Lay one of the watermelon halves flat on a cutting board. Cut it in half, creating two quarters of the fruit. Repeat with the other half to create a total of four quarters.
Step 5: Remove the Rind
Using a sharp knife, cut along the edge of the watermelon flesh, separating it from the rind. Repeat for all four quarters of the watermelon.
Step 6: Cube the Watermelon
Cut the watermelon flesh into cubes of your desired size. You can also use a melon baller to create round watermelon pieces.
Step 7: Serve and Enjoy!
Arrange the watermelon cubes on a plate or bowl and serve. You can also add a sprinkle of salt or lime juice for an extra flavor boost.
Q: Can you eat the watermelon rind?
A: Yes, you can eat the watermelon rind. It is edible and contains nutrients such as vitamin C and fiber. However, many people find the rind tough and bitter, so it is a matter of personal preference.
Q: How long does a cut watermelon last?
A: Cut watermelon can last for up to five days if stored in an airtight container in the fridge.
Q: Can you freeze watermelon?
A: Yes, you can freeze watermelon. Cut it into cubes and freeze it in a single layer on a baking sheet. Once frozen, transfer the cubes to a freezer bag and store them in the freezer for up to six months.
Q: How do you know if a watermelon is ripe?
A: A ripe watermelon will feel heavy for its size, have a uniform shape, and have a yellow or creamy spot where it was in contact with the ground. It will also have a hollow sound when tapped.
Q: Can you use a spoon to scoop out watermelon?
A: Yes, you can use a spoon to scoop out watermelon pieces. This method is especially useful for small or irregularly shaped watermelons.
Q: How many calories are in watermelon?
A: One cup of diced watermelon contains approximately 46 calories.

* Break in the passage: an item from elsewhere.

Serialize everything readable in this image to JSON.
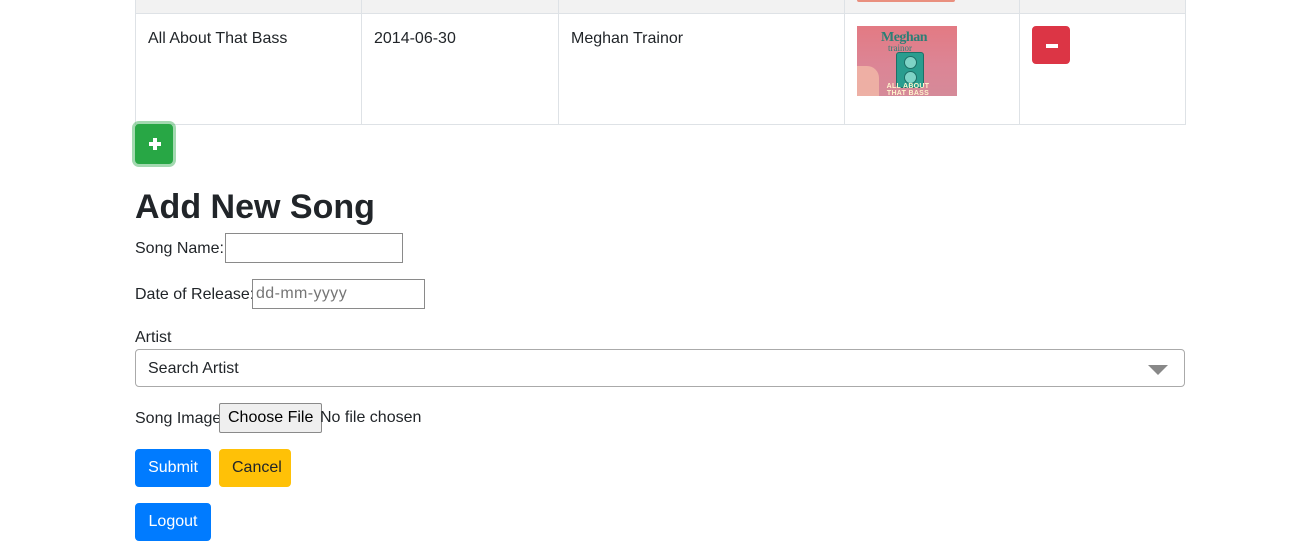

Q: How do you store a whole watermelon?
A: A whole watermelon should be stored at room temperature until it is cut. Once cut, it should be stored in an airtight container in the fridge.
A: Yes, you can use a cookie cutter to create fun and unique watermelon shapes. Simply cut the watermelon into slices and use the cookie cutter to create the desired shape.

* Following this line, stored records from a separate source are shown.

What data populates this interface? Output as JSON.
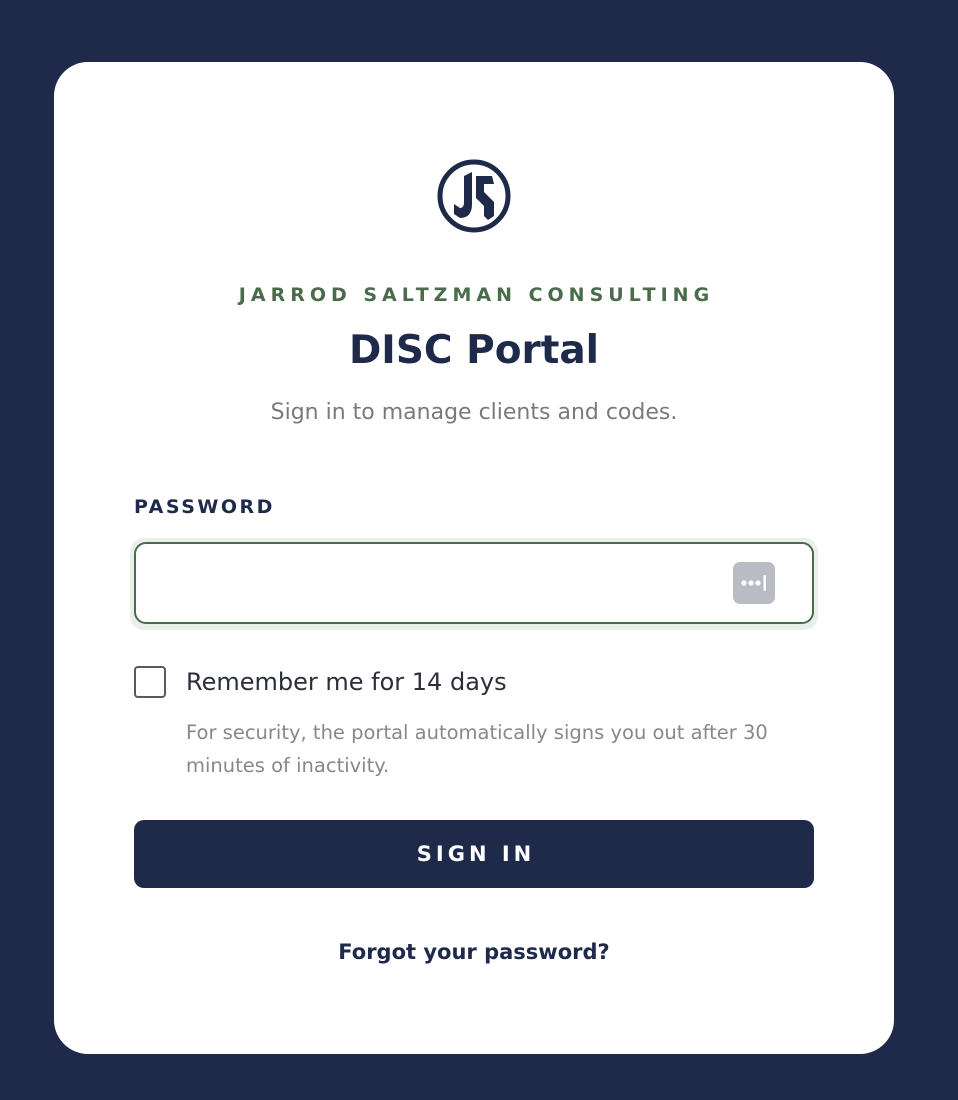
{
  "brand": {
    "logo_icon": "js-monogram-logo",
    "name": "JARROD SALTZMAN CONSULTING"
  },
  "header": {
    "title": "DISC Portal",
    "subtitle": "Sign in to manage clients and codes."
  },
  "form": {
    "password_label": "PASSWORD",
    "password_value": "",
    "password_placeholder": "",
    "password_manager_icon": "password-manager-key-icon",
    "remember_label": "Remember me for 14 days",
    "remember_checked": false,
    "hint": "For security, the portal automatically signs you out after 30 minutes of inactivity.",
    "submit_label": "SIGN IN",
    "forgot_label": "Forgot your password?"
  },
  "colors": {
    "background": "#1f2a4a",
    "card": "#ffffff",
    "primary": "#1f2a4a",
    "accent_green": "#4a6b4c",
    "muted_text": "#888888"
  }
}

Q: Can you grill watermelon?
A: Yes, grilled watermelon is a delicious and unique way to enjoy this summer fruit. Cut it into thick slices and grill for a few minutes on each side until grill marks appear.
Q: Can you juice a watermelon?
A: Yes, you can juice a watermelon. Cut the watermelon into chunks and blend it in a blender until smooth. Strain the mixture to remove any pulp, and enjoy!
Q: How do you make a watermelon smoothie?
A: Cut the watermelon into chunks and blend it in a blender with your favorite fruits, such as strawberries or bananas. Add a splash of milk or yogurt for a creamier consistency.
Q: How do you make a watermelon salad?
A: Cut the watermelon into cubes and mix it with feta cheese, mint leaves, and a drizzle of balsamic vinegar for a refreshing summer salad.
Q: Can you grow a watermelon at home?
A: Yes, you can grow a watermelon at home if you have the space and the right growing conditions. Watermelons require plenty of sun, water, and warm temperatures to thrive.
Q: Can you use a serrated knife to cut watermelon?
A: Yes, a serrated knife can be useful for cutting a watermelon if you prefer that type of knife. However, a sharp chef’s knife will also work well.
Cutting a watermelon may seem like a daunting task, but with the right knowledge and tools, it can be a breeze. Follow the steps in this guide to cut a watermelon like a pro, and enjoy this delicious and healthy fruit all summer long. So, what are you waiting for? Grab a watermelon and get cutting!
Remember to always wash your hands and utensils before and after handling food, and store food properly to prevent foodborne illnesses.
This article is intended for informational purposes only and is not a substitute for professional advice or diagnosis. Always seek the advice of a qualified health provider with any questions you may have regarding a medical condition. The opinions expressed in this article are solely those of the author and do not reflect the views of any organization or institution.